This means that LBED has twice the redundancy of LBSD for minimal extra effort. However; there are still risks to this method as both disks are physically stored together, meaning that any crisis that affects the entire physical location would still affect both drives. This possibility can be mitigated by having multiple external drives that are rotated between the location and an external safe location.

Remote Backups over the Internet (RBOTI)

The last method we will be discussing is Remote Backups over the Internet (RBOTI). Remote backups are done by running a backup much like LBSD / LBED and uploading the result to a trusted destination across the internet. This removes the risk of any data loss incurred by damage to the hardware or software. In the house / key scenario this would be the equivalent of giving the spare key to a trusted neighbour that can give the key back to you if required.
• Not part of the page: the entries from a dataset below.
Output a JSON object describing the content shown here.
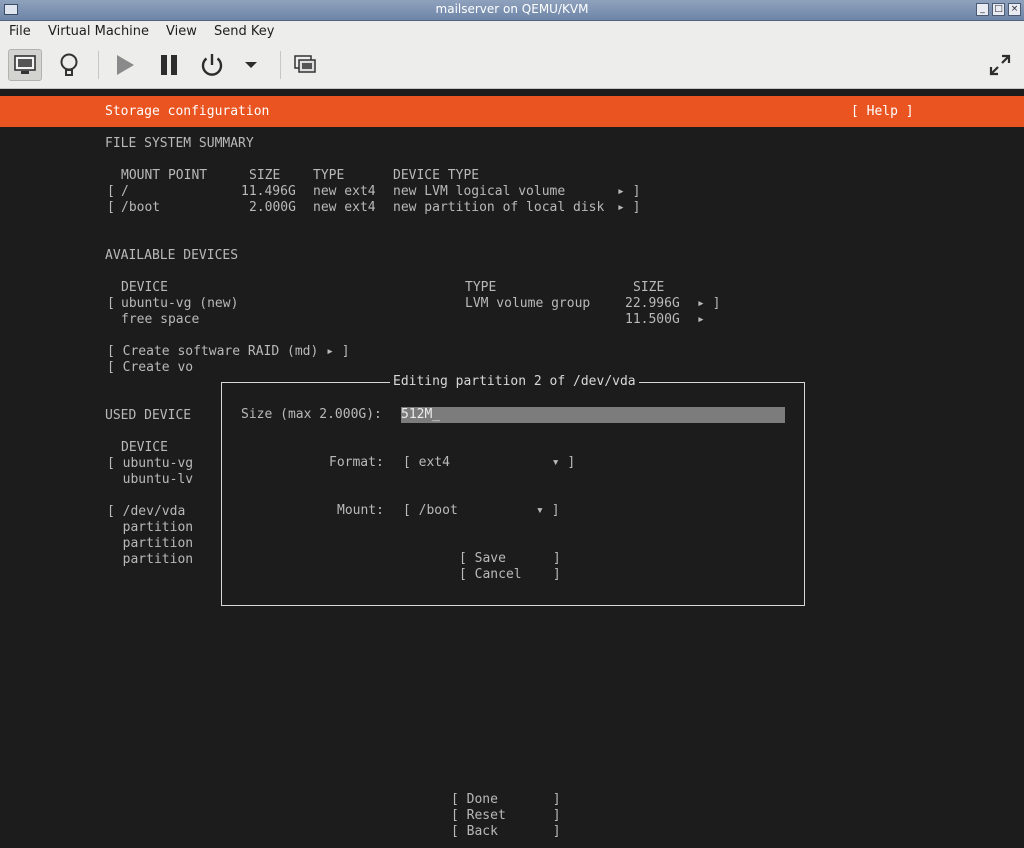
{
  "window": {
    "title": "mailserver on QEMU/KVM"
  },
  "menu": [
    "File",
    "Virtual Machine",
    "View",
    "Send Key"
  ],
  "toolbar": {
    "icons": [
      "console-icon",
      "details-lightbulb-icon",
      "run-play-icon",
      "pause-icon",
      "power-icon",
      "power-dropdown-icon",
      "snapshots-icon",
      "fullscreen-icon"
    ]
  },
  "installer": {
    "header_title": "Storage configuration",
    "help": "[ Help ]",
    "fs_summary": {
      "heading": "FILE SYSTEM SUMMARY",
      "columns": [
        "MOUNT POINT",
        "SIZE",
        "TYPE",
        "DEVICE TYPE"
      ],
      "rows": [
        {
          "open": "[",
          "mount": "/",
          "size": "11.496G",
          "type": "new ext4",
          "device_type": "new LVM logical volume",
          "arrow": "▸ ]"
        },
        {
          "open": "[",
          "mount": "/boot",
          "size": "2.000G",
          "type": "new ext4",
          "device_type": "new partition of local disk",
          "arrow": "▸ ]"
        }
      ]
    },
    "available": {
      "heading": "AVAILABLE DEVICES",
      "columns": [
        "DEVICE",
        "TYPE",
        "SIZE"
      ],
      "rows": [
        {
          "open": "[",
          "device": "ubuntu-vg (new)",
          "type": "LVM volume group",
          "size": "22.996G",
          "arrow": "▸ ]"
        },
        {
          "open": "",
          "device": "free space",
          "type": "",
          "size": "11.500G",
          "arrow": "▸"
        }
      ],
      "create_raid": "[ Create software RAID (md) ▸ ]",
      "create_vo": "[ Create vo"
    },
    "used": {
      "heading": "USED DEVICE",
      "column": "DEVICE",
      "rows": [
        "[ ubuntu-vg",
        "  ubuntu-lv",
        "[ /dev/vda",
        "  partition",
        "  partition",
        "  partition"
      ]
    },
    "dialog": {
      "title": "Editing partition 2 of /dev/vda",
      "size_label": "Size (max 2.000G):",
      "size_value": "512M_",
      "format_label": "Format:",
      "format_value": "[ ext4             ▾ ]",
      "mount_label": "Mount:",
      "mount_value": "[ /boot          ▾ ]",
      "save": "[ Save      ]",
      "cancel": "[ Cancel    ]"
    },
    "bottom_buttons": [
      "[ Done       ]",
      "[ Reset      ]",
      "[ Back       ]"
    ]
  }
}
This backup method comes with its own set of risks and challenges though; For instance, the channel that you use to backup the data or the data itself should be encrypted or else you would simply be sending a copy of all your data to every malicious user along its path. It is also important that the recipient is trusted to protect your data and takes measures to prevent malicious access to your data because having a backup is just as valuable as having the original copy for a hacker. Another downside to this method of backup is that the restoration time post-crisis is significantly longer with current infrastructure as the restoration data would need to travel back over the internet to be used locally. All-in-All, we don’t recommend this as an independent backup solution because of its limitations post-crisis.

But what about good old manual offsite backups?
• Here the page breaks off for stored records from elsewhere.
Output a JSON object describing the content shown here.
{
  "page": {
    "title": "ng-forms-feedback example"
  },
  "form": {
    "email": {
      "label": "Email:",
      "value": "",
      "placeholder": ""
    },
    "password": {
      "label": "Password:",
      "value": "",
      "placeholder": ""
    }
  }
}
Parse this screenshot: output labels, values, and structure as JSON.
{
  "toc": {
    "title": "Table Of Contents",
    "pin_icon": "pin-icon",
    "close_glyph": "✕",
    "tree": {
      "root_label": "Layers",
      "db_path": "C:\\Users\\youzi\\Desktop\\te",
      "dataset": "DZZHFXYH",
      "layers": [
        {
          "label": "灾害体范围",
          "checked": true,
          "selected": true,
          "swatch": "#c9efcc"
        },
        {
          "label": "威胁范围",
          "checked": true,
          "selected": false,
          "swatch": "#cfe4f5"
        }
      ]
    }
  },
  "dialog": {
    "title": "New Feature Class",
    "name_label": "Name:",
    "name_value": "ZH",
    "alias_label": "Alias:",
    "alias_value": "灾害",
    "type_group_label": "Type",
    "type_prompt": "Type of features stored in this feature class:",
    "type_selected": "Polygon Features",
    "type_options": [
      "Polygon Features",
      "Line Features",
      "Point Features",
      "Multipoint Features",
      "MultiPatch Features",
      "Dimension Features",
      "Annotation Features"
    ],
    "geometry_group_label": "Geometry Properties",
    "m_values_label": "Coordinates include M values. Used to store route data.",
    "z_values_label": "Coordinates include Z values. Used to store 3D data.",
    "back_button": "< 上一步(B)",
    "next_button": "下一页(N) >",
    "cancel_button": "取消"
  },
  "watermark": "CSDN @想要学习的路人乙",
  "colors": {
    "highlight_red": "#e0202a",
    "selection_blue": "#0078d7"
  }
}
So one thing that we decided to NOT include in our main discussion points is the good old manual offsite backups. This means physically taking data offsite and storing it somewhere safe. This is of course what many people have been doing for years and many still do, but these days it should be the last option you choose after you encounter blockers for the other options. In today’s world, most people are time-poor, and therefore, people are an unreliable part of your backup system, so their failings should be avoided and strictly managed as a result.
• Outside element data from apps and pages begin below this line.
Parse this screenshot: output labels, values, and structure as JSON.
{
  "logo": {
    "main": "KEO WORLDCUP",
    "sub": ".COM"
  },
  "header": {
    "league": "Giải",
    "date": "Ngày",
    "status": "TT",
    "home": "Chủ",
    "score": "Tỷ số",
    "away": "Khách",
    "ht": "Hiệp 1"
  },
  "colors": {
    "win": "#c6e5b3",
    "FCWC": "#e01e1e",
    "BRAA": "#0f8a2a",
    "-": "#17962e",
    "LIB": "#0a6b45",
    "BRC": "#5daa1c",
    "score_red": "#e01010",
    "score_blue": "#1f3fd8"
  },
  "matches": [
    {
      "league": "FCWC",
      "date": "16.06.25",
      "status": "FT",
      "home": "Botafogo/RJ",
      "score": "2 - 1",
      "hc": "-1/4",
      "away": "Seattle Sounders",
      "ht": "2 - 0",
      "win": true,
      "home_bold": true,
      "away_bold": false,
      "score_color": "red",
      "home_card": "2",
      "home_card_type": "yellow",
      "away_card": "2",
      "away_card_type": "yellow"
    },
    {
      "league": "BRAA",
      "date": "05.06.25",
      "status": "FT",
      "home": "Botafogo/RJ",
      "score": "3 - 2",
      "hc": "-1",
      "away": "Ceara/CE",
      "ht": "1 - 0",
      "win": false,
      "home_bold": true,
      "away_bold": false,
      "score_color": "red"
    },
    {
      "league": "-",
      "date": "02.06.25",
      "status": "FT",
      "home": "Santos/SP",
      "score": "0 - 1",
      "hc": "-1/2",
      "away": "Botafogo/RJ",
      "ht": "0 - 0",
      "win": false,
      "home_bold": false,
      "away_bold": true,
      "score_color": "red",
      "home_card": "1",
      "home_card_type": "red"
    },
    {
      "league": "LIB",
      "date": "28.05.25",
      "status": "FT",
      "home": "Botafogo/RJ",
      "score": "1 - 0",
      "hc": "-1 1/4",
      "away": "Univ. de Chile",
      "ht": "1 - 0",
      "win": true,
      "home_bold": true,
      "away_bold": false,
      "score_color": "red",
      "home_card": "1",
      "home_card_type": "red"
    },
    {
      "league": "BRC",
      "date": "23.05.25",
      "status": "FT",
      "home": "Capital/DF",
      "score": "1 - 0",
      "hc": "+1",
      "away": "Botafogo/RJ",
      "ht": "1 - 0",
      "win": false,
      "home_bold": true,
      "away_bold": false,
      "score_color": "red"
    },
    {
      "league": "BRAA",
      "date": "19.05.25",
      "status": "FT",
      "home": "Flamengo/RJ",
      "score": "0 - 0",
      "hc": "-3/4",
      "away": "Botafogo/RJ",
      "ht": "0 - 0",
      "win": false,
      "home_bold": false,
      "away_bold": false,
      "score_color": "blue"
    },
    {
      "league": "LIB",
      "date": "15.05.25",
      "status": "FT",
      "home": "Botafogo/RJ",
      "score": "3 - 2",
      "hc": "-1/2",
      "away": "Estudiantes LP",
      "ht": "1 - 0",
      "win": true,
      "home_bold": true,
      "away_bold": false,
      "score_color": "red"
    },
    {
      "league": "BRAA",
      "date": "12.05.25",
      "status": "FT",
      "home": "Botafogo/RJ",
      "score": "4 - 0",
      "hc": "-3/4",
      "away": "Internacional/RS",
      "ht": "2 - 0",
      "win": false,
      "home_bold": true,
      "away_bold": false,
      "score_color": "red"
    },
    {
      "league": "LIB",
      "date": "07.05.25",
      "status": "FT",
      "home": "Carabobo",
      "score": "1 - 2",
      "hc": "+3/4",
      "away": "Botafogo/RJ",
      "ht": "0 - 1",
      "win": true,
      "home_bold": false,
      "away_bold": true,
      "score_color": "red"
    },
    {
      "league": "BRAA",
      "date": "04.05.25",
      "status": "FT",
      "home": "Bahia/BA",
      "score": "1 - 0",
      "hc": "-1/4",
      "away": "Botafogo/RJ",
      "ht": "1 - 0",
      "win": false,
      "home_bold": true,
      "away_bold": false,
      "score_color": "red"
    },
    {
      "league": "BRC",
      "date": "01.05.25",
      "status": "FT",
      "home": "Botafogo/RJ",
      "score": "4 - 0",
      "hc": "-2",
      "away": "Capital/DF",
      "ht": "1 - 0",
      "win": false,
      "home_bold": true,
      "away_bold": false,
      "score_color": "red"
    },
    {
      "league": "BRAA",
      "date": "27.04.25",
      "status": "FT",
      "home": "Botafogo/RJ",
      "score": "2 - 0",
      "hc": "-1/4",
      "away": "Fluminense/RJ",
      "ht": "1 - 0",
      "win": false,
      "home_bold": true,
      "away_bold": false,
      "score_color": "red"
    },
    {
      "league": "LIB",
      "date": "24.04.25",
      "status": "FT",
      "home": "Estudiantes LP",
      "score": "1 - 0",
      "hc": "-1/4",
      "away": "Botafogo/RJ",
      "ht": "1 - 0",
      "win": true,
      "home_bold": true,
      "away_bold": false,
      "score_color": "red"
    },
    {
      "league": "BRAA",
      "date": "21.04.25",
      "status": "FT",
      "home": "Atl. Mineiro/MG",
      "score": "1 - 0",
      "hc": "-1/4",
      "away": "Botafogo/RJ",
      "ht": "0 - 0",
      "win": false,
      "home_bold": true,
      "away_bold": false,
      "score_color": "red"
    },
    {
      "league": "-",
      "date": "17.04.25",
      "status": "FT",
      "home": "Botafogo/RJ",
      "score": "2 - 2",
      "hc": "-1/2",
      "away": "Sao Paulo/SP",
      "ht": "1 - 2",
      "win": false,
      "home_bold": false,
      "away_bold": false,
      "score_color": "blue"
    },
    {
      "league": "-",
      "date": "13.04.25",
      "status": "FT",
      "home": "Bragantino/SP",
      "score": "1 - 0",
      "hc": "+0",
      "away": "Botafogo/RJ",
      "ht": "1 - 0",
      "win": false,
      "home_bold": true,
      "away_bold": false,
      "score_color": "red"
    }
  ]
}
What should I be doing?

Well, the answer these days, is usually using a combination of method two and three. By Utilising LBED with a disk rotation as well as RBOTI you are ensuring your data is protected from many common crises that can and will affect your business. It ensures that in the scenario that a simple restoration is required your business is not out of operation for a large amount of time as well as giving you some form of business continuity if for example; your primary business location burns to the ground, or more likely, gets robbed with valuable computers and servers being taken. It also gives you added redundancy in the scenario that the backups themselves have data loss as you will have two possible restoration points.

There are many other discussion points that we could have veered down in this brain dump, but we hope this at least gets the risk management juices flowing. On a closing note, if you are in a position where you are managing a businesses data, being your own business or as a manager in anothers business, do yourself a favor and call AUIT and book in for a free consultation with one of our Business Risk Managers. We have some very affordable ways to greatly enhance and assist you with reducing your I.T business risks, as well as increasing productivity and meeting security standards.

At AUIT we love to have a chat with business owners and hearing about your experiences, so please feel free to comment on this article, or give us a call or an email anytime. All of our quotes and recommendations are 100% obligation free, so please do reach out to us at any time.